Plato once said that we only love that which we desire, and we only desire that which we don’t have.
In his time, people were already feeling the devastating feeling we’re all too familiar with today, too: permanent dissatisfaction with life.
It’s like we’re always missing something, regardless of whether other people envy us or whether we have anything to complain about. There’s a constant emptiness inside us that we don’t know how to fill.
This feeling seems to happen most often in romantic relationships. There are so many people who idealize love. They need it to be perfect, in just the right amount.
This nostalgic romanticism, this love of falling in love (and not with any person in particular), is what makes us feel constantly unsatisfied. This idea of love is based not in reality. Rather, it’s based in the fantasy of what could be or could have been.
In the rare event that this platonic form of love leads to a relationship, the person feels elated, intoxicated. It covers up the emptiness that made them suffer so much.
The problem is that over time, they start to lose interest and return to the same platonic dynamic that they’re so used to: wanting something unattainable and taking pleasure in their suffering.
Desire and pleasure
There are so many people who only find pleasure in desire. Longing, dreaming, hoping, and idealizing is what gets them going.
But when they actually get what they want, they get bored. Once they have what was supposed to make them feel complete, there’s no more room for desire.
They find something real and imperfect, and it never fulfills the expectations that they had when they were longing for it so much.
They end up running away, escaping in search of a new dose of longing and desire. Because it’s what really makes them feel alive.
Although they’re suffering, it’s sweet and addictive. They think there should be something better out there. If there isn’t, then they still haven’t found it yet, and they continue on their search.
We too often think that happiness is found somewhere else. If we could only find where it’s supposedly waiting for us, the dissatisfaction would go away.
But finally we realize that it isn’t actually like that. In fact, we already have everything we need to feel whole. If we only knew how to change just a few things in our daily lives — ones that rarely cost money — we wouldn’t have to go looking for happiness somewhere else.

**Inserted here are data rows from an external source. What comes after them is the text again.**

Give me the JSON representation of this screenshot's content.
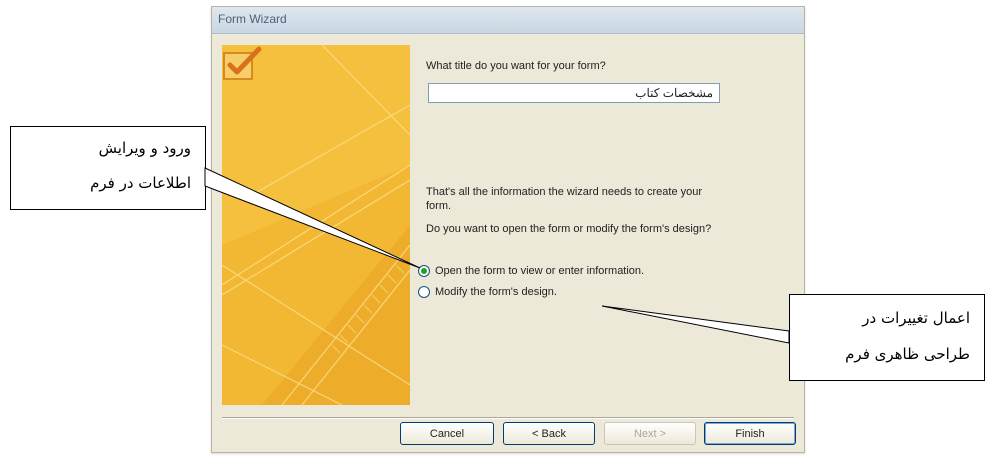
{
  "dialog": {
    "title": "Form Wizard",
    "title_prompt": "What title do you want for your form?",
    "title_value": "مشخصات کتاب",
    "info_line1": "That's all the information the wizard needs to create your",
    "info_line2": "form.",
    "question": "Do you want to open the form or modify the form's design?",
    "options": [
      {
        "label": "Open the form to view or enter information.",
        "selected": true
      },
      {
        "label": "Modify the form's design.",
        "selected": false
      }
    ],
    "buttons": {
      "cancel": "Cancel",
      "back": "< Back",
      "next": "Next >",
      "finish": "Finish"
    },
    "colors": {
      "banner": "#f2b833",
      "check": "#e08a1e",
      "dialog_bg": "#ece9d8"
    }
  },
  "callouts": {
    "left": {
      "line1": "ورود  و  ویرایش",
      "line2": "اطلاعات در فرم"
    },
    "right": {
      "line1": "اعمال  تغییرات  در",
      "line2": "طراحی ظاهری فرم"
    }
  }
}
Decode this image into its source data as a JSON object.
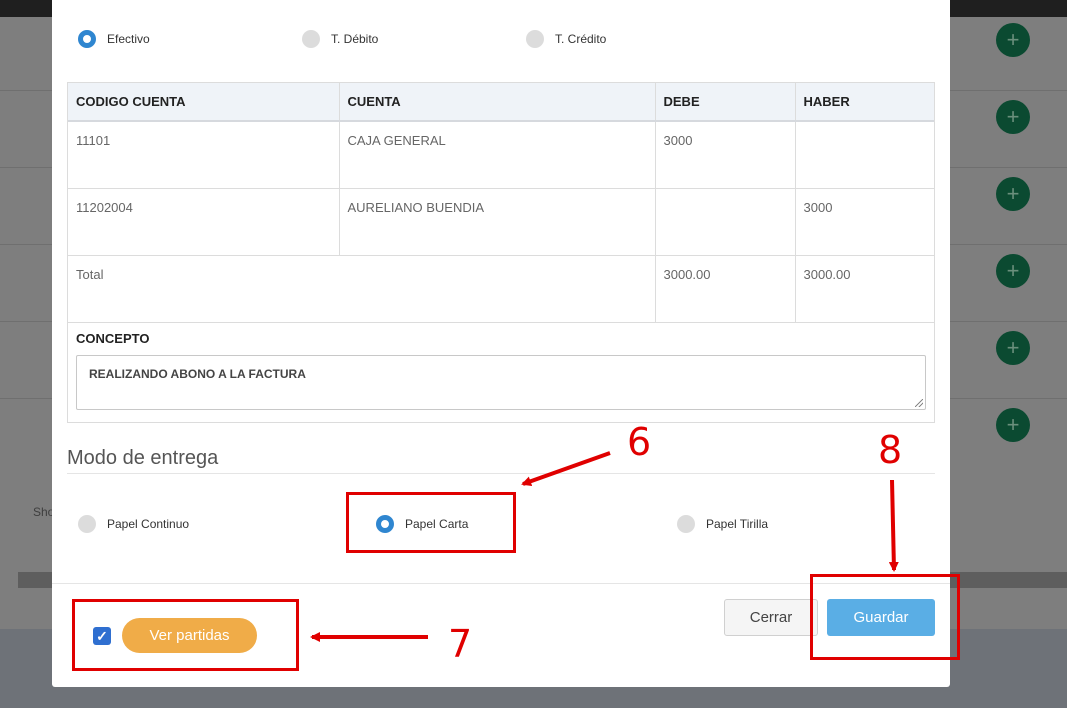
{
  "payment_methods": [
    {
      "label": "Efectivo",
      "selected": true
    },
    {
      "label": "T. Débito",
      "selected": false
    },
    {
      "label": "T. Crédito",
      "selected": false
    }
  ],
  "accounts_table": {
    "headers": [
      "CODIGO CUENTA",
      "CUENTA",
      "DEBE",
      "HABER"
    ],
    "rows": [
      [
        "11101",
        "CAJA GENERAL",
        "3000",
        ""
      ],
      [
        "11202004",
        "AURELIANO BUENDIA",
        "",
        "3000"
      ]
    ],
    "total": {
      "label": "Total",
      "debe": "3000.00",
      "haber": "3000.00"
    }
  },
  "concepto": {
    "label": "CONCEPTO",
    "value": "REALIZANDO ABONO A LA FACTURA"
  },
  "delivery": {
    "title": "Modo de entrega",
    "options": [
      {
        "label": "Papel Continuo",
        "selected": false
      },
      {
        "label": "Papel Carta",
        "selected": true
      },
      {
        "label": "Papel Tirilla",
        "selected": false
      }
    ]
  },
  "footer": {
    "ver_partidas_checked": true,
    "ver_partidas_label": "Ver partidas",
    "cerrar_label": "Cerrar",
    "guardar_label": "Guardar"
  },
  "background": {
    "show_text": "Sho",
    "plus_symbol": "+"
  },
  "annotations": {
    "six": "6",
    "seven": "7",
    "eight": "8"
  },
  "colors": {
    "accent_blue": "#2f86d0",
    "save_button": "#5aaee5",
    "ver_partidas": "#f0ac48",
    "annotation_red": "#e00000"
  }
}
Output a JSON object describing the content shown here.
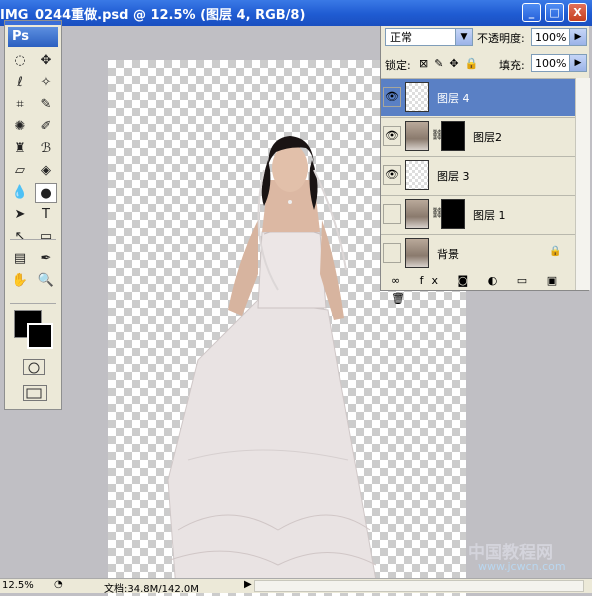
{
  "window": {
    "title": "IMG_0244重做.psd @ 12.5% (图层 4, RGB/8)",
    "min_label": "_",
    "max_label": "□",
    "close_label": "X"
  },
  "toolbox": {
    "logo": "Ps",
    "tools": [
      {
        "name": "marquee-tool",
        "glyph": "◌"
      },
      {
        "name": "move-tool",
        "glyph": "✥"
      },
      {
        "name": "lasso-tool",
        "glyph": "ℓ"
      },
      {
        "name": "magic-wand-tool",
        "glyph": "✧"
      },
      {
        "name": "crop-tool",
        "glyph": "⌗"
      },
      {
        "name": "slice-tool",
        "glyph": "✎"
      },
      {
        "name": "healing-tool",
        "glyph": "✺"
      },
      {
        "name": "brush-tool",
        "glyph": "✐"
      },
      {
        "name": "stamp-tool",
        "glyph": "♜"
      },
      {
        "name": "history-brush-tool",
        "glyph": "ℬ"
      },
      {
        "name": "eraser-tool",
        "glyph": "▱"
      },
      {
        "name": "paint-bucket-tool",
        "glyph": "◈"
      },
      {
        "name": "blur-tool",
        "glyph": "💧"
      },
      {
        "name": "dodge-tool",
        "glyph": "●"
      },
      {
        "name": "path-select-tool",
        "glyph": "➤"
      },
      {
        "name": "type-tool",
        "glyph": "T"
      },
      {
        "name": "direct-select-tool",
        "glyph": "↖"
      },
      {
        "name": "shape-tool",
        "glyph": "▭"
      },
      {
        "name": "notes-tool",
        "glyph": "▤"
      },
      {
        "name": "eyedropper-tool",
        "glyph": "✒"
      },
      {
        "name": "hand-tool",
        "glyph": "✋"
      },
      {
        "name": "zoom-tool",
        "glyph": "🔍"
      }
    ],
    "active_tool": "dodge-tool",
    "foreground_color": "#000000",
    "background_color": "#000000"
  },
  "layers_panel": {
    "blend_mode": "正常",
    "opacity_label": "不透明度:",
    "opacity_value": "100%",
    "lock_label": "锁定:",
    "lock_icons": "⊠✎✥🔒",
    "fill_label": "填充:",
    "fill_value": "100%",
    "layers": [
      {
        "name": "图层 4",
        "visible": true,
        "selected": true,
        "thumb": "checker",
        "mask": false,
        "locked": false
      },
      {
        "name": "图层2",
        "visible": true,
        "selected": false,
        "thumb": "photo",
        "mask": true,
        "locked": false
      },
      {
        "name": "图层 3",
        "visible": true,
        "selected": false,
        "thumb": "checker",
        "mask": false,
        "locked": false
      },
      {
        "name": "图层 1",
        "visible": false,
        "selected": false,
        "thumb": "photo",
        "mask": true,
        "locked": false
      },
      {
        "name": "背景",
        "visible": false,
        "selected": false,
        "thumb": "photo",
        "mask": false,
        "locked": true
      }
    ],
    "bottom_icons": "∞ fx ◙ ◐ ▭ ▣ 🗑"
  },
  "status_bar": {
    "zoom": "12.5%",
    "doc_info": "文档:34.8M/142.0M"
  },
  "watermark": {
    "text": "中国教程网",
    "url": "www.jcwcn.com"
  }
}
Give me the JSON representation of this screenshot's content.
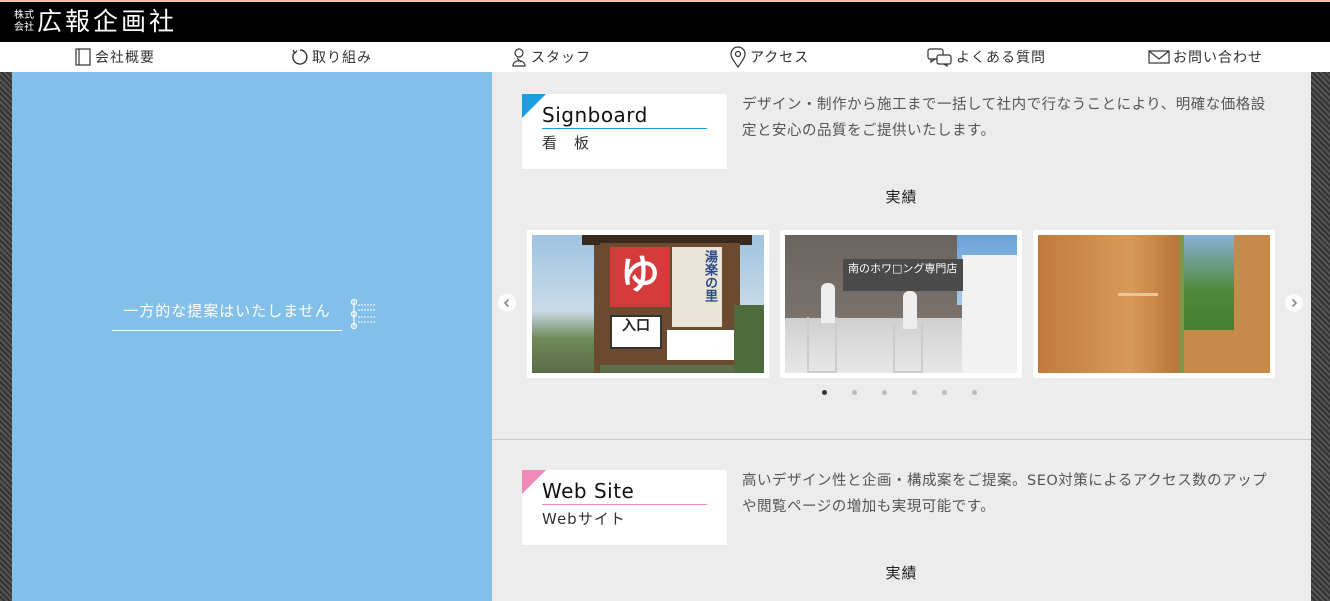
{
  "header": {
    "logo_small_top": "株式",
    "logo_small_bottom": "会社",
    "logo_main": "広報企画社"
  },
  "nav": {
    "items": [
      {
        "label": "会社概要",
        "icon": "notebook-icon"
      },
      {
        "label": "取り組み",
        "icon": "circle-arrow-icon"
      },
      {
        "label": "スタッフ",
        "icon": "person-icon"
      },
      {
        "label": "アクセス",
        "icon": "map-pin-icon"
      },
      {
        "label": "よくある質問",
        "icon": "chat-bubbles-icon"
      },
      {
        "label": "お問い合わせ",
        "icon": "envelope-icon"
      }
    ]
  },
  "hero": {
    "tagline": "一方的な提案はいたしません"
  },
  "sections": [
    {
      "title_en": "Signboard",
      "title_jp": "看　板",
      "accent": "#1a9ee0",
      "description": "デザイン・制作から施工まで一括して社内で行なうことにより、明確な価格設定と安心の品質をご提供いたします。",
      "results_label": "実績",
      "slides": [
        {
          "sign_text": "ゆ",
          "sign_side": "湯楽の里",
          "sign_entrance": "入口"
        },
        {
          "sign_text": "南のホワ□ング専門店"
        },
        {
          "sign_text": ""
        }
      ],
      "dots_count": 6,
      "active_dot": 0
    },
    {
      "title_en": "Web Site",
      "title_jp": "Webサイト",
      "accent": "#f088b8",
      "description": "高いデザイン性と企画・構成案をご提案。SEO対策によるアクセス数のアップや閲覧ページの増加も実現可能です。",
      "results_label": "実績"
    }
  ],
  "colors": {
    "hero_blue": "#82c0ea",
    "panel_gray": "#ececec",
    "header_black": "#000000"
  }
}
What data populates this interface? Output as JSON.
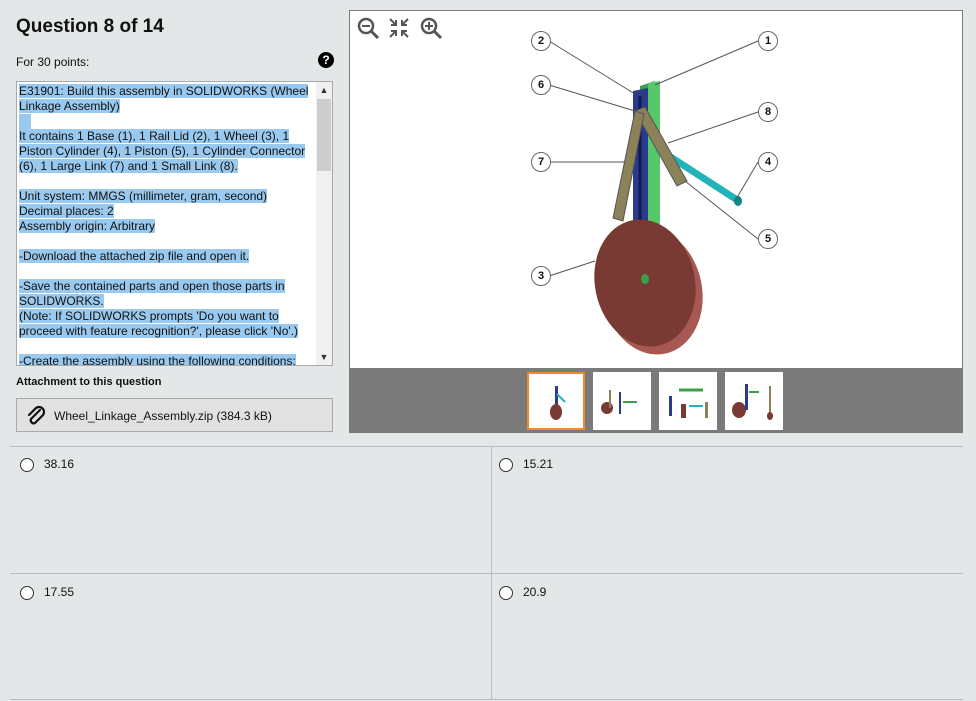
{
  "question": {
    "title": "Question 8 of 14",
    "points": "For 30 points:"
  },
  "description": {
    "paragraphs": [
      "E31901:  Build this assembly in SOLIDWORKS (Wheel Linkage Assembly)",
      "It contains 1 Base (1), 1 Rail Lid (2), 1 Wheel (3), 1 Piston Cylinder (4), 1 Piston (5), 1 Cylinder Connector (6), 1 Large Link (7) and 1 Small Link (8).",
      "Unit system: MMGS (millimeter, gram, second)",
      "Decimal places: 2",
      "Assembly origin: Arbitrary",
      "-Download the attached zip file and open it.",
      "-Save the contained parts and open those parts in SOLIDWORKS.",
      "(Note: If SOLIDWORKS prompts 'Do you want to proceed with feature recognition?', please click 'No'.)",
      "-Create the assembly using the following conditions:"
    ]
  },
  "attachment": {
    "label": "Attachment to this question",
    "filename": "Wheel_Linkage_Assembly.zip (384.3 kB)"
  },
  "viewer": {
    "callouts": [
      "1",
      "2",
      "3",
      "4",
      "5",
      "6",
      "7",
      "8"
    ],
    "tools": [
      "zoom-out-icon",
      "fit-icon",
      "zoom-in-icon"
    ],
    "thumbnail_count": 4,
    "active_thumbnail": 1
  },
  "answers": [
    {
      "value": "38.16"
    },
    {
      "value": "15.21"
    },
    {
      "value": "17.55"
    },
    {
      "value": "20.9"
    }
  ],
  "colors": {
    "selection": "#99c9ef",
    "thumb_active": "#f08a24",
    "wheel": "#7a3a34",
    "rail": "#2a3a8c",
    "base": "#4caf50",
    "piston": "#21b3b8"
  }
}
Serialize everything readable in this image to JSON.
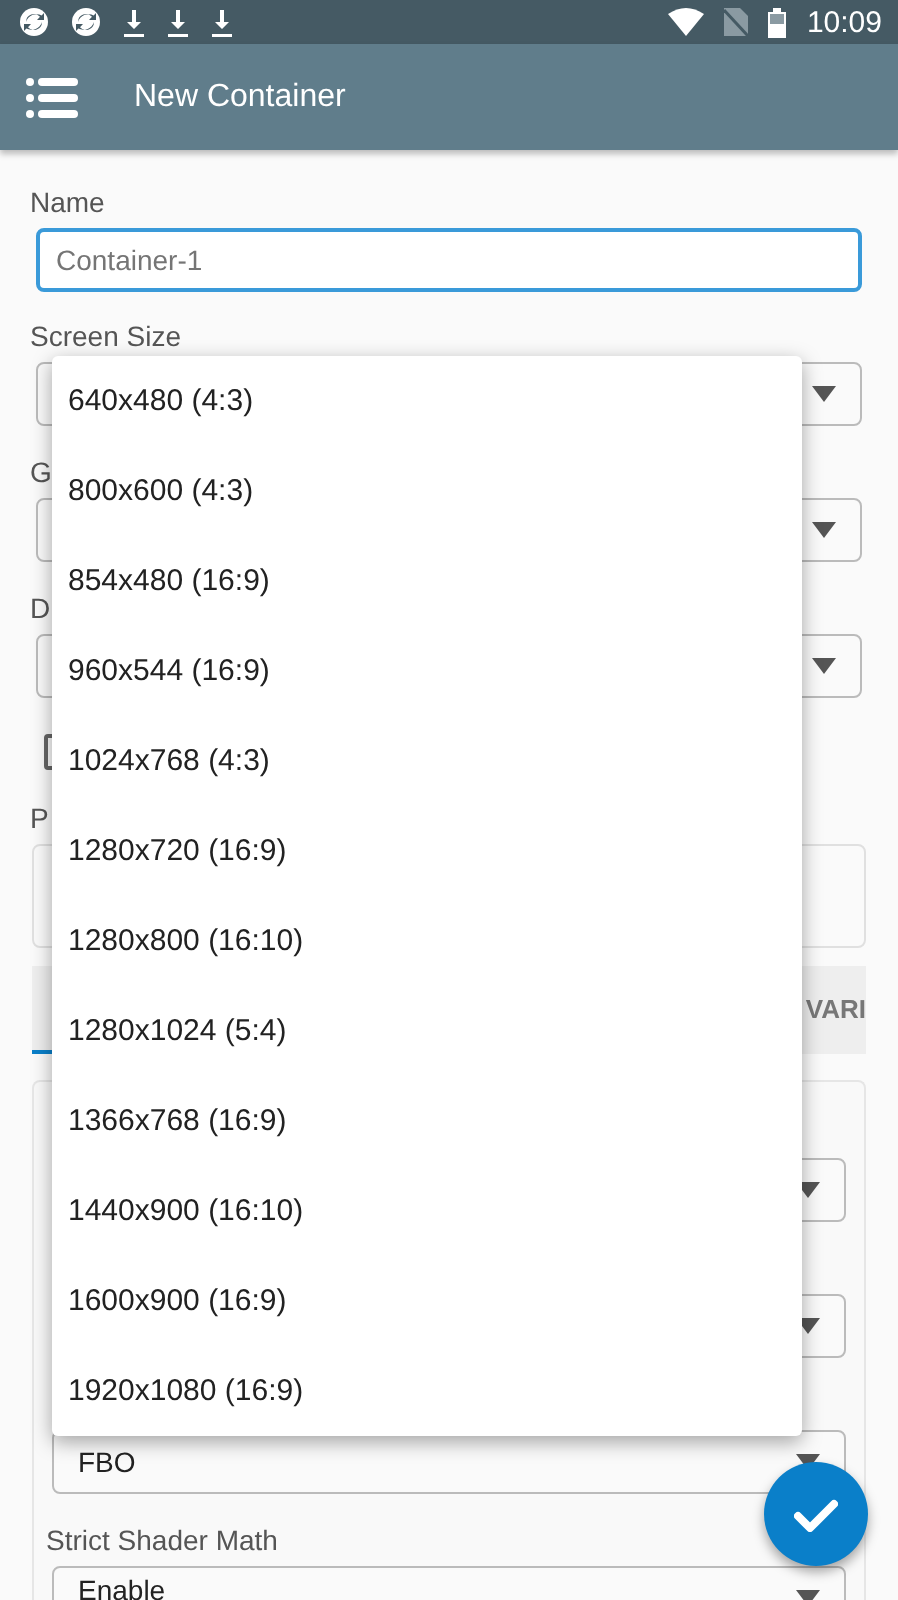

The problem is that we’re afraid of making those changes. They make us feel anxious and insecure, and so we cling to what could have been instead of creating our own reality.
Learn to love what you have
It’s completely normal to want something you don’t have, and in most cases it’s a positive source of motivation. But when the desire becomes a need and leads to pain and suffering, that’s when you get stuck and start to feel empty, discontented, and unsatisfied.
Paradoxically, this way of living doesn’t let you live. You’re not free, but a slave to an idea of how you think your life should be.
Therefore, it’s important to learn to love what you have, whether it’s your relationship, job, friends, or city. There are plenty of positives in all of those things that other people would want for themselves.
You have to wipe the stains of routine and disillusion off your glasses, switch out your lens, and voluntarily change the aspects of your life you don’t like. And do it with as much hope as possible.
If you’re able to appreciate and be grateful for every day you live, then you’ll stop missing the things you never had. You’ll learn to live in the present and be happy with whatever happens. You’ll accept adversity and get something positive out of every experience.
Stop letting your mind wander to the future and complaining constantly about your life. Stay where you are, take a risk, and change what you don’t like about your life.
But don’t long for perfection or impossible dreams that will never come true. What you already have is perfect, so why not start taking advantage of it?